▸ **Page and application data records**
[Start of Attachment]

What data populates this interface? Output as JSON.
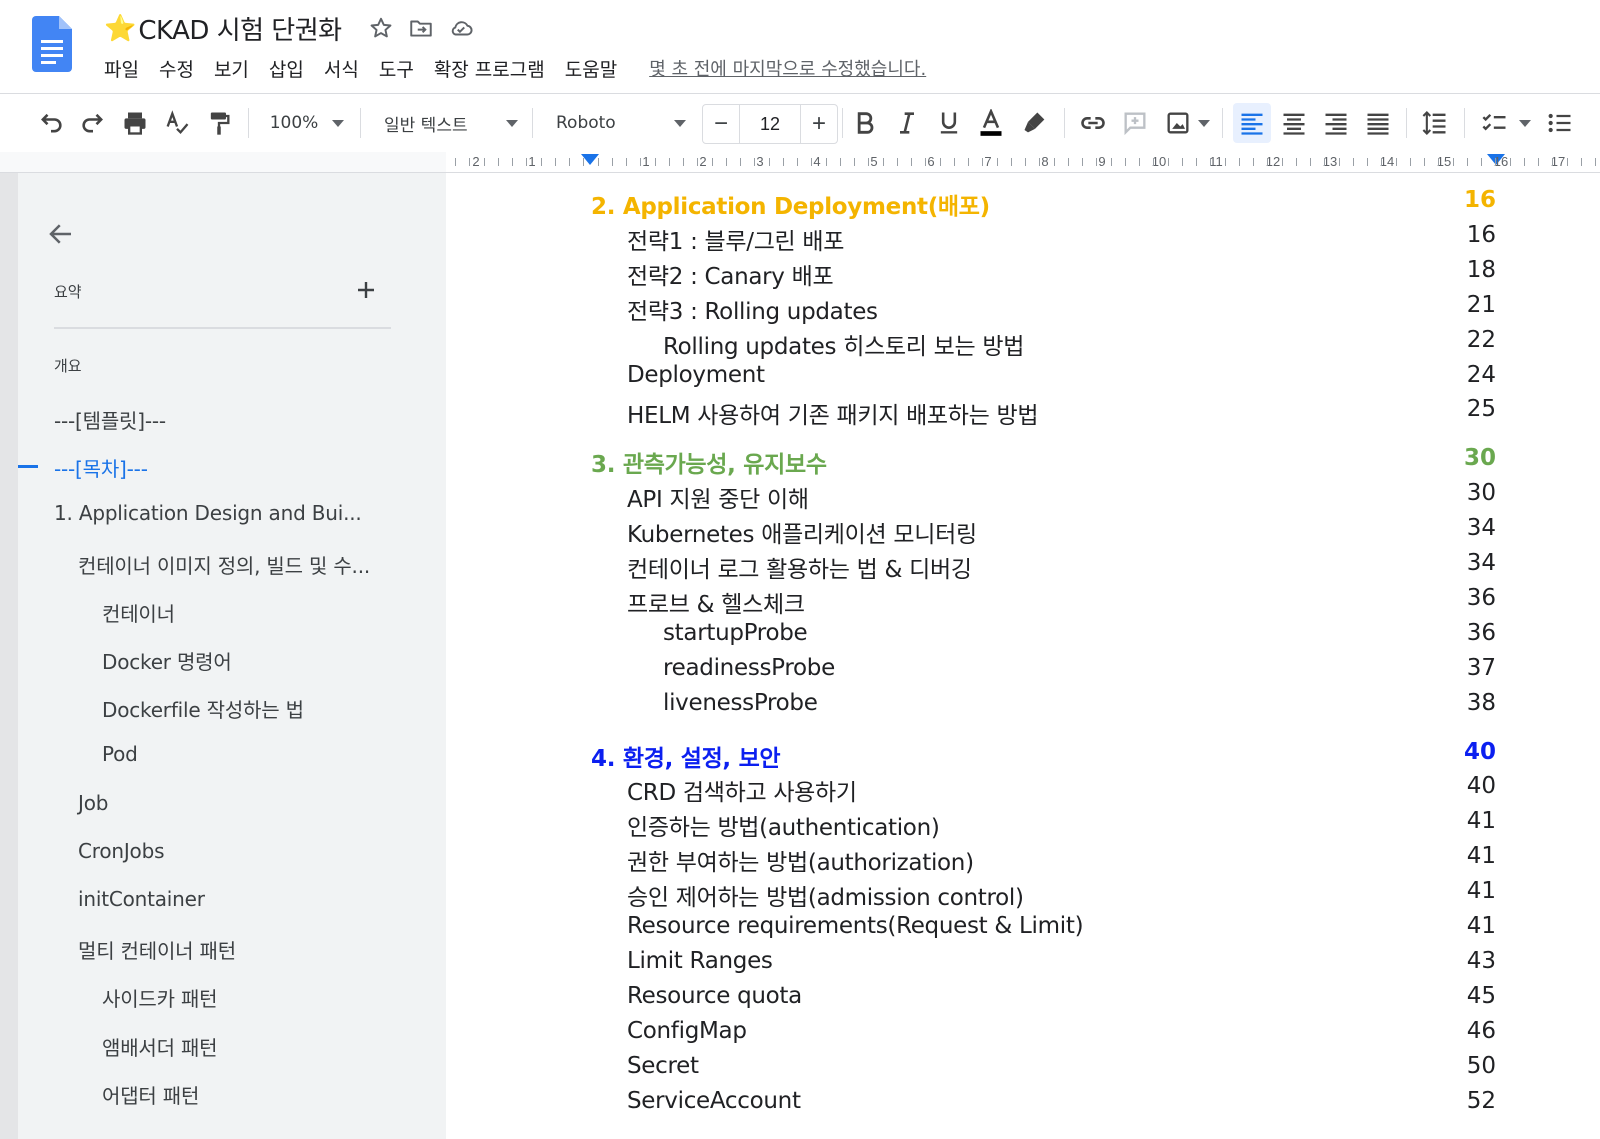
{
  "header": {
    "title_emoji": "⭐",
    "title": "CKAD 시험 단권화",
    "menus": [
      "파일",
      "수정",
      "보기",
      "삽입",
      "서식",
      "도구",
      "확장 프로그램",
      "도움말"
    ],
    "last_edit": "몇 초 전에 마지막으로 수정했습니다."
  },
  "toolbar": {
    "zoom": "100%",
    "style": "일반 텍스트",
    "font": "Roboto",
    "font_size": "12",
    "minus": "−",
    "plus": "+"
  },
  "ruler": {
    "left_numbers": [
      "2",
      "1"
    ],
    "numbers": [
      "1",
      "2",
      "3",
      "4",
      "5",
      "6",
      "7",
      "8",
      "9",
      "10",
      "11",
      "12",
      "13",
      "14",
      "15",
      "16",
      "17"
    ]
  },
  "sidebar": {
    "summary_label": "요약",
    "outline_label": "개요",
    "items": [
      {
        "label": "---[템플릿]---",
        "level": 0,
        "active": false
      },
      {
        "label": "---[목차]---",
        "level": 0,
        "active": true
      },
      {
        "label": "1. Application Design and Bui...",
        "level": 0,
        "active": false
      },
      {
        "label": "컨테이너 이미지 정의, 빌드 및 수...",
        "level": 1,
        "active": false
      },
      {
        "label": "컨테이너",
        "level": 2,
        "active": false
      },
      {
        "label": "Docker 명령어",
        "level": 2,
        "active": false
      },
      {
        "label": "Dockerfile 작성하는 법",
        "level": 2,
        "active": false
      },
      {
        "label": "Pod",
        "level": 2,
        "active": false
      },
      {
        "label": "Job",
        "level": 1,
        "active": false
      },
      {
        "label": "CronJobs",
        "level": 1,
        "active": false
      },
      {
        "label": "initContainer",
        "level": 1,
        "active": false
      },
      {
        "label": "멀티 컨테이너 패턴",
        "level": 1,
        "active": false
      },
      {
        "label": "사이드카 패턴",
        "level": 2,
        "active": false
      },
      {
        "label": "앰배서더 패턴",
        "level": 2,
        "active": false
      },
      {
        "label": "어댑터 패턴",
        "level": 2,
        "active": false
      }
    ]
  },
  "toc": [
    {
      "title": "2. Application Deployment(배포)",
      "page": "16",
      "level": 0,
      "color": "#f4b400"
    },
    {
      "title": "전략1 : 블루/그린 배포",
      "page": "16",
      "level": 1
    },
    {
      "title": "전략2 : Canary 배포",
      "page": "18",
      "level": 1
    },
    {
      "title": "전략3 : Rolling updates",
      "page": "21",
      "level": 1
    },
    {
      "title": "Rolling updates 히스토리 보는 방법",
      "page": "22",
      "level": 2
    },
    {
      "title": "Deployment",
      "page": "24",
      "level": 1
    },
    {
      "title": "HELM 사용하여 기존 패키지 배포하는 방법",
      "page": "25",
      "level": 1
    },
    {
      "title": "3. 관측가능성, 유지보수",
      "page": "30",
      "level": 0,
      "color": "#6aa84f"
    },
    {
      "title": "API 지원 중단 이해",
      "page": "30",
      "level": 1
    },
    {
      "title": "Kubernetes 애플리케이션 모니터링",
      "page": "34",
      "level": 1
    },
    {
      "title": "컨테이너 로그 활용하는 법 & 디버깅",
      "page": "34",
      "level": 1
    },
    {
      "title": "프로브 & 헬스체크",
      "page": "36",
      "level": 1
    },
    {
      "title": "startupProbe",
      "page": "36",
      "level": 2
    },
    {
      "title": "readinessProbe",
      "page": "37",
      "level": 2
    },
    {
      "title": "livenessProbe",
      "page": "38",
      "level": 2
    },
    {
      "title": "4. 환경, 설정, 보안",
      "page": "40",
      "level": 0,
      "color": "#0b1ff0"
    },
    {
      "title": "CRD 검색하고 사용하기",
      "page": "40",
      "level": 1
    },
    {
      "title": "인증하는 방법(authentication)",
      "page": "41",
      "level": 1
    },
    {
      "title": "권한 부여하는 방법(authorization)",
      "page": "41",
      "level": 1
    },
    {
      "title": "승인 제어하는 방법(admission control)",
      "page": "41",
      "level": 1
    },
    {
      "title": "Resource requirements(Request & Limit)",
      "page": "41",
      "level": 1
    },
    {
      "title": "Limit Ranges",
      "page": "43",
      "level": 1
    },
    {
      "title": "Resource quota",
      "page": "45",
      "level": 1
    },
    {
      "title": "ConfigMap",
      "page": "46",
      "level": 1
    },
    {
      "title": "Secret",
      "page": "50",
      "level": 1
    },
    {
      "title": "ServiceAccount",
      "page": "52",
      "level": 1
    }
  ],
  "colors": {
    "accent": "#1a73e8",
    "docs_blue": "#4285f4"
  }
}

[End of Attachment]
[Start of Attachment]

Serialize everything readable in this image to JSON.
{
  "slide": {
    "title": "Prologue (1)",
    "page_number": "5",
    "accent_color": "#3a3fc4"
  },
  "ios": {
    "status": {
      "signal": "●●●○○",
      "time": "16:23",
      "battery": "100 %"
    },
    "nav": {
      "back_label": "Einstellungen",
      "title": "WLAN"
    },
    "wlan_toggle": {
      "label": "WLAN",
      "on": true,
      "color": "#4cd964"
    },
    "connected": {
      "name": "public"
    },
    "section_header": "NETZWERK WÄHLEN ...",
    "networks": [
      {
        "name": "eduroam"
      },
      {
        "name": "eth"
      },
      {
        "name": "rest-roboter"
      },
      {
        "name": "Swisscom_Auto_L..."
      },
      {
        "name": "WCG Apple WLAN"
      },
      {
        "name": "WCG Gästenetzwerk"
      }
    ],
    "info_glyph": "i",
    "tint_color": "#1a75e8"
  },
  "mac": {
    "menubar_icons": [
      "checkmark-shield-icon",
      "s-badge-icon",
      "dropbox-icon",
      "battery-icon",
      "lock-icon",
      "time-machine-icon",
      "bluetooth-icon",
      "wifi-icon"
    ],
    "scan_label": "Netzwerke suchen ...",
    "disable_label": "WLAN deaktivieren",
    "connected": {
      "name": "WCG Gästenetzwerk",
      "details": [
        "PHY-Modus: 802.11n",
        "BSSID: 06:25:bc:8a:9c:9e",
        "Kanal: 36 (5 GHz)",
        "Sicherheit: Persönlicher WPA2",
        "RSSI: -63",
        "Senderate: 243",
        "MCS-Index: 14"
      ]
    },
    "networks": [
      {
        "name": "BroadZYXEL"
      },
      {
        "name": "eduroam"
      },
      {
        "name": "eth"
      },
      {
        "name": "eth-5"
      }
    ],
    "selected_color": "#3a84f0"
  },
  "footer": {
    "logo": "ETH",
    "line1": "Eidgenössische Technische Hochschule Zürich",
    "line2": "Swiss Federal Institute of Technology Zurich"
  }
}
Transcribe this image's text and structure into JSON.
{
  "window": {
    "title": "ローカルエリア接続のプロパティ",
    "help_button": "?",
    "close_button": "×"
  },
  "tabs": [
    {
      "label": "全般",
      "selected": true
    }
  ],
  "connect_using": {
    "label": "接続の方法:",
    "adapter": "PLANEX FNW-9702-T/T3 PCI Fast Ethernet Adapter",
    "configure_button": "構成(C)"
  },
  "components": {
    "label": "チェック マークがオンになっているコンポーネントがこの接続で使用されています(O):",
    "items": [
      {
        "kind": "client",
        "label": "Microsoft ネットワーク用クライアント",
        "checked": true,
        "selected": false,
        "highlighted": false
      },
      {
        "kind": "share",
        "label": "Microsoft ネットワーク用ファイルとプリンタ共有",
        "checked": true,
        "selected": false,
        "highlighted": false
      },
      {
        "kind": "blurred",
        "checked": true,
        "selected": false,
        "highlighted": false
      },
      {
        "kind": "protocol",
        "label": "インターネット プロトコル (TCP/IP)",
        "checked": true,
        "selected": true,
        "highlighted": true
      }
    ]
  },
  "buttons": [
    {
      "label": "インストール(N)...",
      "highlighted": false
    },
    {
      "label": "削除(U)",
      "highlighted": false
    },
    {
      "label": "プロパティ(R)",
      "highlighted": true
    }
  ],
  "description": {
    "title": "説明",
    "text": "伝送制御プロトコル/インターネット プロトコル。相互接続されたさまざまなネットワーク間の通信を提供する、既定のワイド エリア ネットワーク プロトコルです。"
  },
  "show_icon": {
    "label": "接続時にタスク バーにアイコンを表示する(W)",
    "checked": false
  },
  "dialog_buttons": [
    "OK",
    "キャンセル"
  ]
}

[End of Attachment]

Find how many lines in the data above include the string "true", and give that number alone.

10